The Board’s Decision
The Board first reviewed the legal analysis for determining whether an individual is a covered employee under the NLRA. This inquiry requires the Board to examine a set of factors that include:
The majority writing for the Board then criticized and ultimately overturned its 2014 decision examining delivery drivers, finding that the prior decision did not give proper consideration to the significance of a worker’s “entrepreneurial opportunity for gain or loss.” The Board described that the prior decision “purported to ‘refine’ the independent-contractor test by confining the significance of entrepreneurial opportunity to ‘one aspect of a relevant factor that asks whether the evidence tends to show that the putative contractor is, in fact, rendering services as part of an independent business.’” The NLRB, in SuperShuttle DFW, concluded that this past analysis incorrectly limited the extent to which entrepreneurial opportunity impacts whether an independent contractor relationship exists.
With this decision, the Board has restored entrepreneurial opportunity to greater prominence in the independent-contractor-or-employee analysis.

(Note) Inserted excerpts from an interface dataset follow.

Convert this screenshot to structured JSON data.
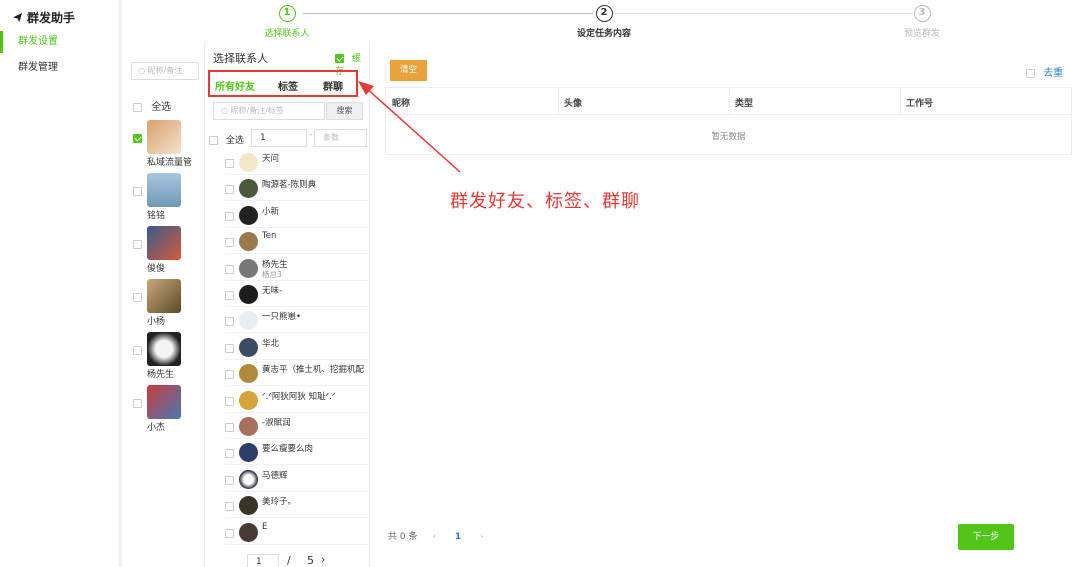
{
  "nav": {
    "title": "群发助手",
    "items": [
      {
        "label": "群发设置",
        "active": true
      },
      {
        "label": "群发管理",
        "active": false
      }
    ]
  },
  "steps": [
    {
      "num": "1",
      "label": "选择联系人",
      "state": "active"
    },
    {
      "num": "2",
      "label": "设定任务内容",
      "state": "current"
    },
    {
      "num": "3",
      "label": "预览群发",
      "state": "pending"
    }
  ],
  "contacts_panel": {
    "search_placeholder": "昵称/备注",
    "select_all": "全选",
    "contacts": [
      {
        "name": "私域流量管",
        "checked": true
      },
      {
        "name": "铭铭",
        "checked": false
      },
      {
        "name": "俊俊",
        "checked": false
      },
      {
        "name": "小杨",
        "checked": false
      },
      {
        "name": "杨先生",
        "checked": false
      },
      {
        "name": "小杰",
        "checked": false
      }
    ]
  },
  "friends_panel": {
    "title": "选择联系人",
    "cache_label": "缓存",
    "cache_checked": true,
    "tabs": [
      {
        "label": "所有好友",
        "active": true
      },
      {
        "label": "标签",
        "active": false
      },
      {
        "label": "群聊",
        "active": false
      }
    ],
    "search_placeholder": "昵称/备注/标签",
    "search_button": "搜索",
    "select_all": "全选",
    "range_from": "1",
    "range_to_placeholder": "条数",
    "friends": [
      {
        "name": "天问",
        "sub": ""
      },
      {
        "name": "陶源茗-陈则典",
        "sub": ""
      },
      {
        "name": "小新",
        "sub": ""
      },
      {
        "name": "Ten",
        "sub": ""
      },
      {
        "name": "杨先生",
        "sub": "杨总3"
      },
      {
        "name": "无味-",
        "sub": ""
      },
      {
        "name": "一只熊崽•",
        "sub": ""
      },
      {
        "name": "华北",
        "sub": ""
      },
      {
        "name": "黄志平（推土机、挖掘机配",
        "sub": ""
      },
      {
        "name": "ᐟ.ᐟ阿狄阿狄 知耻ᐟ.ᐟ",
        "sub": ""
      },
      {
        "name": "-淑賦润",
        "sub": ""
      },
      {
        "name": "要么瘦要么肉",
        "sub": ""
      },
      {
        "name": "马德辉",
        "sub": ""
      },
      {
        "name": "美玲子。",
        "sub": ""
      },
      {
        "name": "E",
        "sub": ""
      }
    ],
    "pager": {
      "current": "1",
      "separator": "/",
      "total": "5",
      "next": "›"
    }
  },
  "selected_panel": {
    "clear_button": "清空",
    "dedup_label": "去重",
    "columns": [
      "昵称",
      "头像",
      "类型",
      "工作号"
    ],
    "empty_text": "暂无数据",
    "total_text": "共 0 条",
    "prev": "‹",
    "page": "1",
    "next": "›",
    "next_step_button": "下一步"
  },
  "annotation": {
    "text": "群发好友、标签、群聊",
    "color": "#e53935"
  },
  "colors": {
    "accent": "#52c41a",
    "warning": "#e8a33c",
    "link": "#2f7fd8"
  }
}
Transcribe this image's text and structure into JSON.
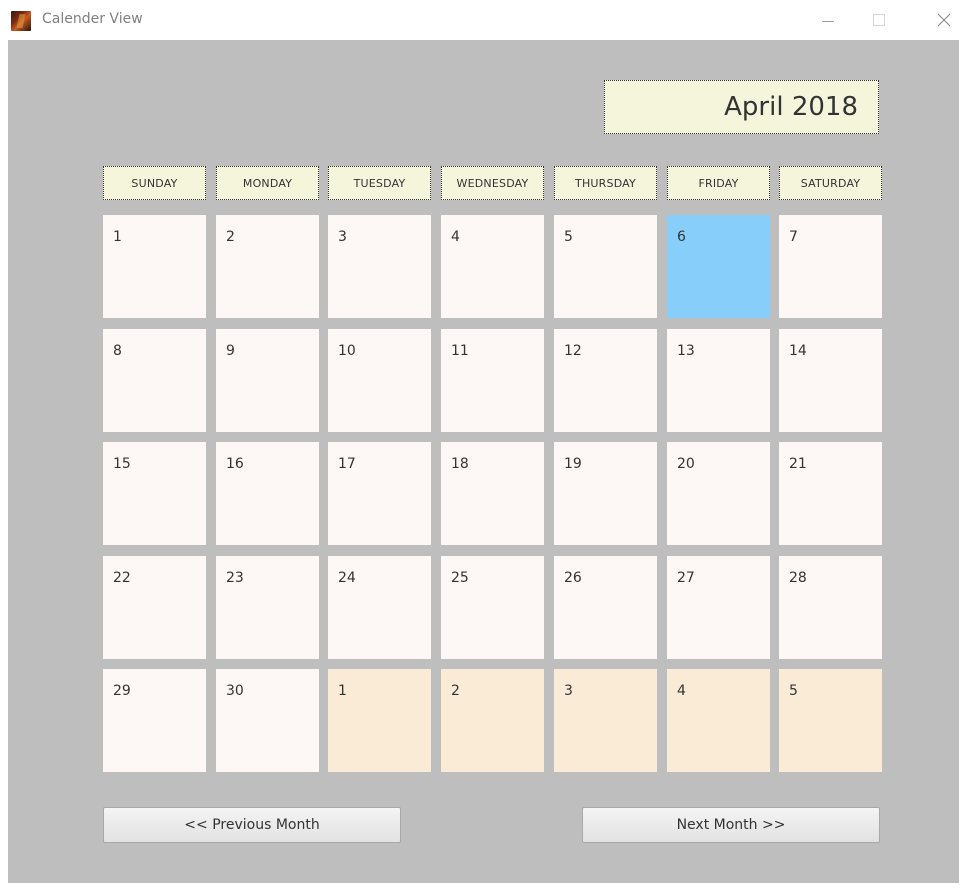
{
  "window": {
    "title": "Calender View"
  },
  "calendar": {
    "month_label": "April 2018",
    "day_headers": [
      "SUNDAY",
      "MONDAY",
      "TUESDAY",
      "WEDNESDAY",
      "THURSDAY",
      "FRIDAY",
      "SATURDAY"
    ],
    "weeks": [
      [
        {
          "day": "1",
          "state": "current"
        },
        {
          "day": "2",
          "state": "current"
        },
        {
          "day": "3",
          "state": "current"
        },
        {
          "day": "4",
          "state": "current"
        },
        {
          "day": "5",
          "state": "current"
        },
        {
          "day": "6",
          "state": "today"
        },
        {
          "day": "7",
          "state": "current"
        }
      ],
      [
        {
          "day": "8",
          "state": "current"
        },
        {
          "day": "9",
          "state": "current"
        },
        {
          "day": "10",
          "state": "current"
        },
        {
          "day": "11",
          "state": "current"
        },
        {
          "day": "12",
          "state": "current"
        },
        {
          "day": "13",
          "state": "current"
        },
        {
          "day": "14",
          "state": "current"
        }
      ],
      [
        {
          "day": "15",
          "state": "current"
        },
        {
          "day": "16",
          "state": "current"
        },
        {
          "day": "17",
          "state": "current"
        },
        {
          "day": "18",
          "state": "current"
        },
        {
          "day": "19",
          "state": "current"
        },
        {
          "day": "20",
          "state": "current"
        },
        {
          "day": "21",
          "state": "current"
        }
      ],
      [
        {
          "day": "22",
          "state": "current"
        },
        {
          "day": "23",
          "state": "current"
        },
        {
          "day": "24",
          "state": "current"
        },
        {
          "day": "25",
          "state": "current"
        },
        {
          "day": "26",
          "state": "current"
        },
        {
          "day": "27",
          "state": "current"
        },
        {
          "day": "28",
          "state": "current"
        }
      ],
      [
        {
          "day": "29",
          "state": "current"
        },
        {
          "day": "30",
          "state": "current"
        },
        {
          "day": "1",
          "state": "next-month"
        },
        {
          "day": "2",
          "state": "next-month"
        },
        {
          "day": "3",
          "state": "next-month"
        },
        {
          "day": "4",
          "state": "next-month"
        },
        {
          "day": "5",
          "state": "next-month"
        }
      ]
    ]
  },
  "navigation": {
    "prev_label": "<< Previous Month",
    "next_label": "Next Month >>"
  },
  "colors": {
    "background": "#bebebe",
    "header_bg": "#f5f5dc",
    "cell_bg": "#fdf8f6",
    "today_bg": "#87cefa",
    "next_month_bg": "#faebd7"
  }
}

It reasoned that “entrepreneurial opportunity, like employer control, is a principle by which to evaluate the overall effect of the common-law factors on a putative contractor’s independence to pursue economic gain.” Thus, under the Board’s new standard, all common-law factors will be evaluated “through the prism of entrepreneurial opportunity” when the circumstances make this analysis appropriate. In effect, the Board made entrepreneurial opportunity an important, overarching consideration in the analysis.

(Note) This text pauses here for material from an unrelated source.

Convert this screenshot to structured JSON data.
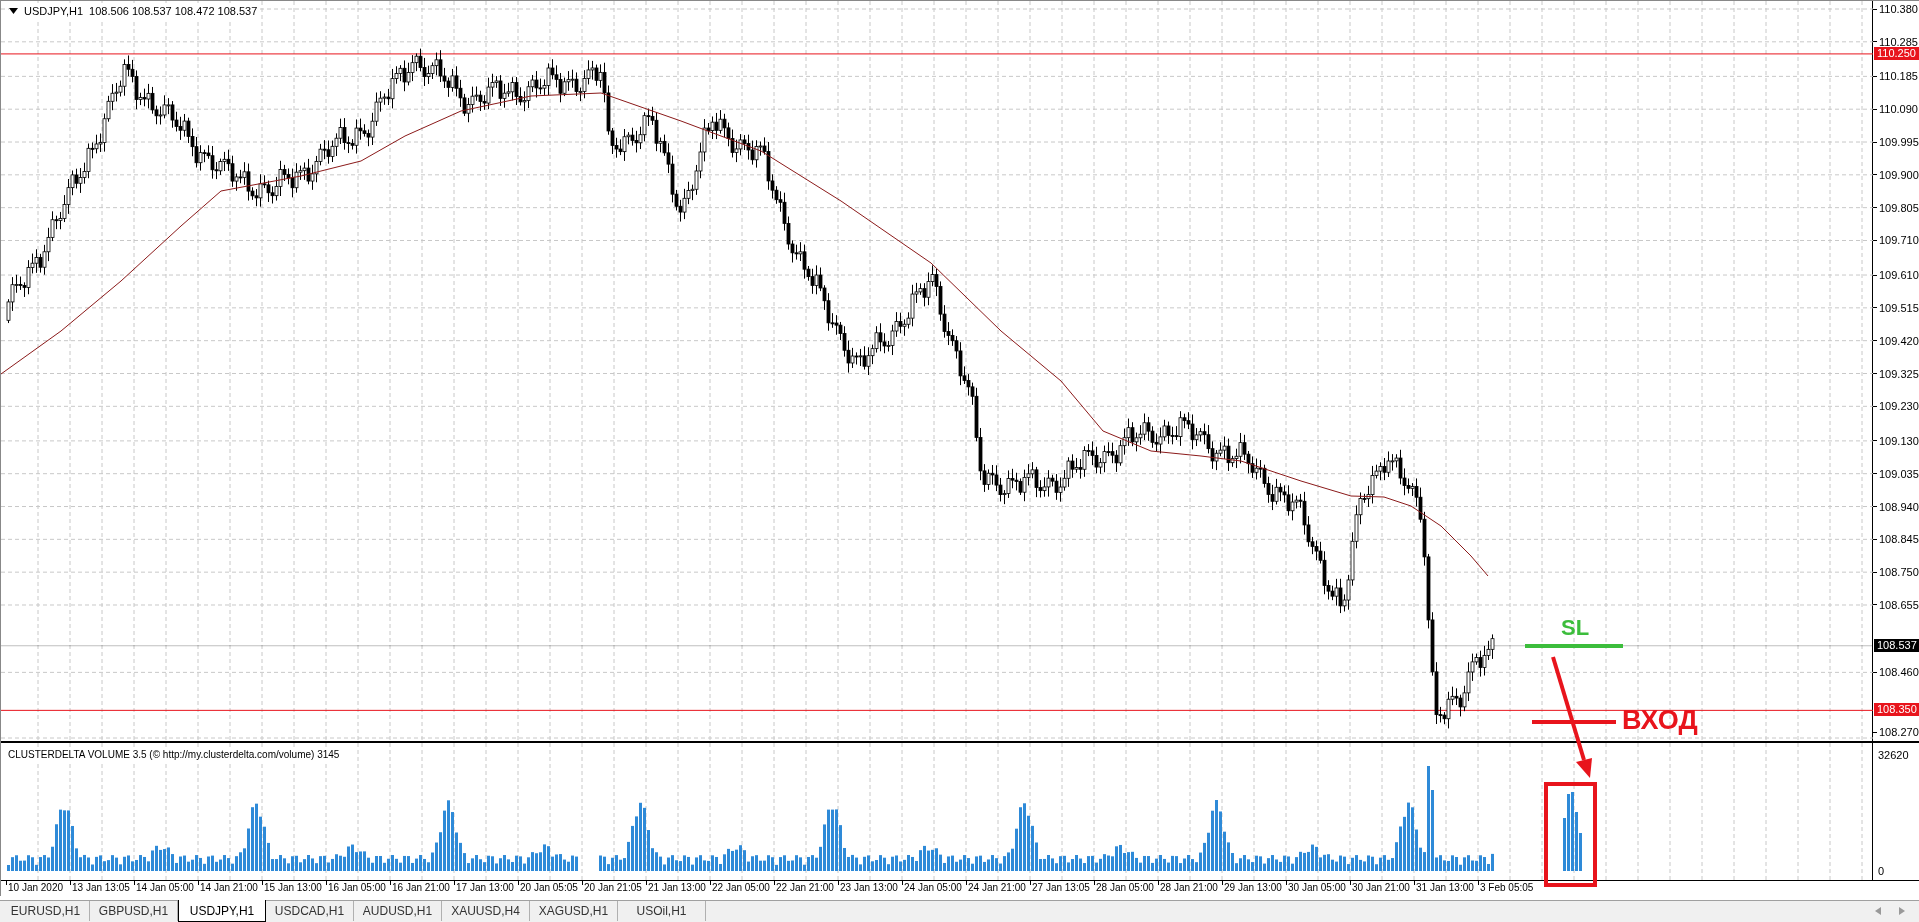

Applying this new analysis, the Board concluded that the SuperShuttle DFW franchisee-drivers were independent contractors to whom the NLRA does not apply. Thus, those drivers had no right to organize and be represented collectively by a union. The Board gave significant weight to the little control that SuperShuttle DFW exercised over the franchisees, including that they were free to set their own schedules, could choose where to work, and could select what passenger routes to accept. The Board also determined that the fact SuperShuttle DFW did not share in the profits from fares with the drivers, the drivers bore the cost of the vehicles they drove, and the general lack of supervision exercised by SuperShuttle DFW over the drivers all strongly supported that they were independent contractors. Based on these facts, the Board concluded that the drivers had “significant entrepreneurial opportunity,” which “strongly point[s] toward independent-contractor status.” In short, the structure of the relationship was such that the drivers were each running their own business, rather than working for SuperShuttle DFW as employees.
The SuperShuttle DFW decision expands the definition of “independent contractor” under the NLRA, which is significant when determining to whom this law applies. This decision likely offers the greatest benefit to businesses that engage workers to provide temporary or short-term services. These types of businesses, including those providing services in the “gig economy,” are now more likely able to avoid union organization and charges of unfair labor practices under the NLRA. While SuperShuttle DFW involved an attempt to unionize workers, this analysis could also apply to determine whether a putative employer violated Section 7 rights to engage in protected, concerted activity, such as publicly criticizing management with or on behalf of others.
Employers may want to keep in mind that this decision relates only to the NLRA, and the analysis to determine whether a worker is an employee or independent contractor varies under different employment laws, such as the Fair Labor Standards Act, state unemployment compensation laws, and others. But this decision is certainly a welcome change for businesses that offer workers substantial flexibility to earn as much or as little as they choose.